A few years ago when I was living in France, my elder brother visited me. We both walked down to the small city centre in hope of finding a home theatre system for me. Back then, I was a novice to the audio world with very limited knowledge on available systems, whilst my brother had years of experience of assembling speakers, woofers, sub-woofers and amplifiers on his own to achieve the best sound effect and quality.
We entered a store that sold several systems. My eyes were immediately caught by popular brand names such as Sony and Yamaha, particularly with the display of large multi-component systems. The intricacies intrigued me and were compelling evidence for what I perceived to be high quality.
While I kept myself busy with the popular and catchy systems, I realized my brother was stationed in a corner looking at what appeared to be a black box akin a computer CPU.
Along with it were two small speakers. The 3-piece system cost more than the systems I was looking at. The brand name was something I had not heard of before, called Bose. He engaged himself in a conversation with a salesman and before long signaled to me that we were buying the system. Imaginably, I was full of questions. He tried explaining to me that the system was far better than the rest I had seen or heard of. I was still half-convinced, yet paid the full amount and left the store with my brother and a newly purchased audio system that I had no clue about!
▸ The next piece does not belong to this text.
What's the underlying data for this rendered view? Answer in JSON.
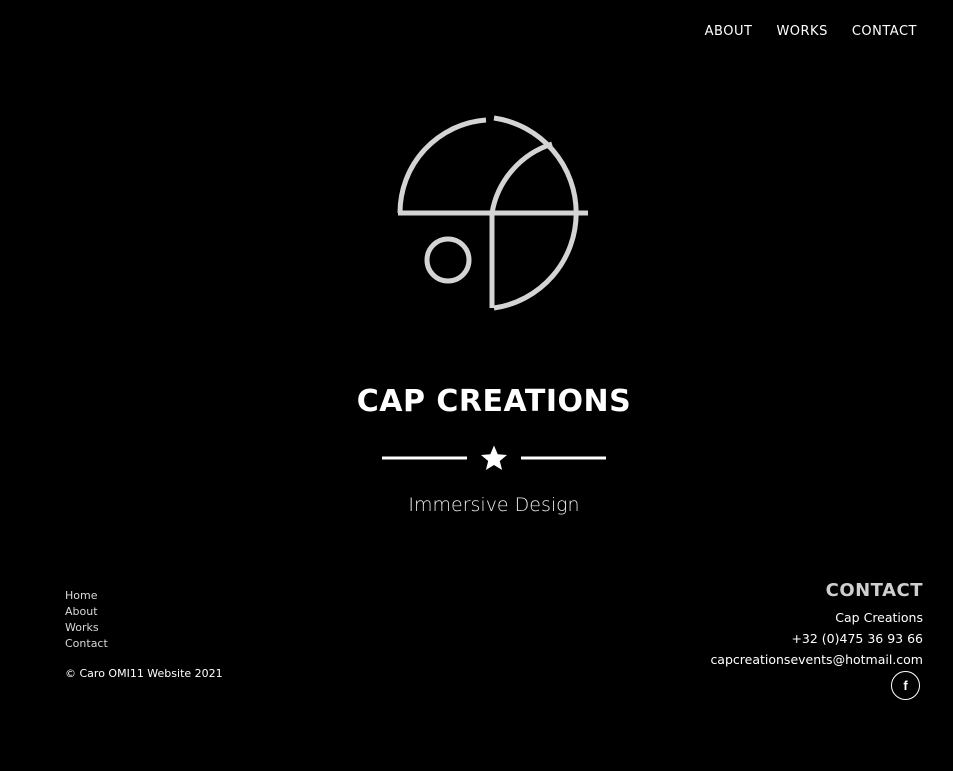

At home, while I was preparing dinner, my brother hooked up the system in less than 15 minutes and before I knew, I heard sounds of car crashing from the movie Bad Boys II. I ran to the living room and froze in amazement at the sound I was hearing. My brother flashed a cheesy smile and said, “Congratulations, you now have the best sound system amongst the rest of us in the family!”
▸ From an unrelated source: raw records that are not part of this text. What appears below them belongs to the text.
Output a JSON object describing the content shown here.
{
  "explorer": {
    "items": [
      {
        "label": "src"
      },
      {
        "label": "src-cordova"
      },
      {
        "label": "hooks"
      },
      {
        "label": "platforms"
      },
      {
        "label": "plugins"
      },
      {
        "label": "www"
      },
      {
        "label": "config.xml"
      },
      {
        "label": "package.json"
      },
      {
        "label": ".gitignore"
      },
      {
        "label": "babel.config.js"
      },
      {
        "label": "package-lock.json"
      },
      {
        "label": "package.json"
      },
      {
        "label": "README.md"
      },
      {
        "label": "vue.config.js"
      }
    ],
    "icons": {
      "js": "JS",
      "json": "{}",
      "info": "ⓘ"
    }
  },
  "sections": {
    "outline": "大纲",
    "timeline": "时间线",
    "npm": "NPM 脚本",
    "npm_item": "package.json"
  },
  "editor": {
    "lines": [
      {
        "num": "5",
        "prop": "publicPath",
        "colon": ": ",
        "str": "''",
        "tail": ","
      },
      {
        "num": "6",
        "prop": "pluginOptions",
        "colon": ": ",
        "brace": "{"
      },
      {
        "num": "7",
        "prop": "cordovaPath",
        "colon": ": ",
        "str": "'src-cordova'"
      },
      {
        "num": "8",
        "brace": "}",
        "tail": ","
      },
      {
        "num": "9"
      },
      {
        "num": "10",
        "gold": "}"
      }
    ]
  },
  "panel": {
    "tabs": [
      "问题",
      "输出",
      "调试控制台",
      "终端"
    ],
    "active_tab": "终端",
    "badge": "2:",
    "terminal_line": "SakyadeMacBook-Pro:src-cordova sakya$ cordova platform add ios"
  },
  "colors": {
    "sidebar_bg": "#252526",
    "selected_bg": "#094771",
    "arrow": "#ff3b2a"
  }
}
Since then, the system redefined my music enjoyment and home entertainment experience. I started researching about Bose and its technologies. The company, which had begun in 1964, was setup by Dr. Amar G. Bose who was underwhelmed by the performance of a high-end stereo speaker system that he had bought in 1956. This, in turn motivated his extensive speaker technology research, concentrating on key weaknesses in the high-end speaker systems available at the time, which led to close to half a century of successful products of enduring quality.
Looking deeper into the company’s innovation drivers, offers some pointers:
1) R&D overdrive: To date, Bose remains a privately held company that enjoys the freedom of unparalleled R&D advantage, unlike its rivals that are more often than not accountable to share markets, venture capitalists and federal regulators. This enabled Bose to plow its profits back into R&D, capital investments and product developments to ensure company growth, contrary to what a listed company would do.
2) Maverick ideas: Bose remains uncompromising in taking to market maverick ideas, not pursued by competition, to create products of style with exceptional quality. This is evident from its Bose® Direct/Reflecting® technology, Acoustic Waveguide® technology and the more recent Bose® Suspension System for luxury cars. The focus was clearly on well-understood breakthrough technologies. In addition, the company itself started with a few MIT students and went on to hire people who believed steadfastly in technology. Passion and honesty in the workforce helped Bose drive away fear from competition and concentrate on winning technologies. They knew they had to be different and that in turn helped propel them in the right direction.
3) Understanding consumers’ unspoken motivation: Where products are typically created to meet perceivedcustomers’ needs, Bose took the leap to figure out what people would love to have but never even thought to ask and then went ahead to find the technology, develop the product and bring it to market so that people know about it and appreciate it.
4) Advertising lifestyle, not product: Bose prides itself in its differentiated communications approach to advertising and marketing its products/technologies. Instead of boasting of what it has, the advertising materials are focused on the message of something different and special inside the product, aimed at getting people’s attention. Arguably, advertisements driven on what a product consists of could be half the truth and consumers may also not be able to tell the difference.
5) Simplicity: A key differentiator in Bose’ systems is the discernible simplicity – easy to understand what it does, not how it does it and easy to use – departing from myths such as more buttons and knobs, complicated wiring and multi-component systems. Inevitably, Bose targets a niche market willing to pay a premium price for its products. Yet, within this segment, in order to have lots of people use the product, it had to make the products usable by lots of people.
The radical approach to innovation may not be part of today’s mainstream approaches, yet it has worked for Bose. Based on my own personal encounter, the consumer experience with my first Bose purchase was both enriching and educational. Undoubtedly, passion-driven innovation has helped Bose introduce innovations with differentiated and enduring technologies that in turn have made many people’s lives better. Or at least, sound better.
imagecredit:gizmodo & bose
Roobini Aruleswaran is a cultural explorer, an ardent traveller and an amateur writer who is learning to innovate in thinking. A Malaysian born Tamil, she grew up in Malaysia and she’s lived in France, India and Holland on international work assignments. She enjoys reading, Pilates, running in the woods and listening to music to recharge. Poetry writing is a relaxing and fascinating outlet to her thoughts and observations.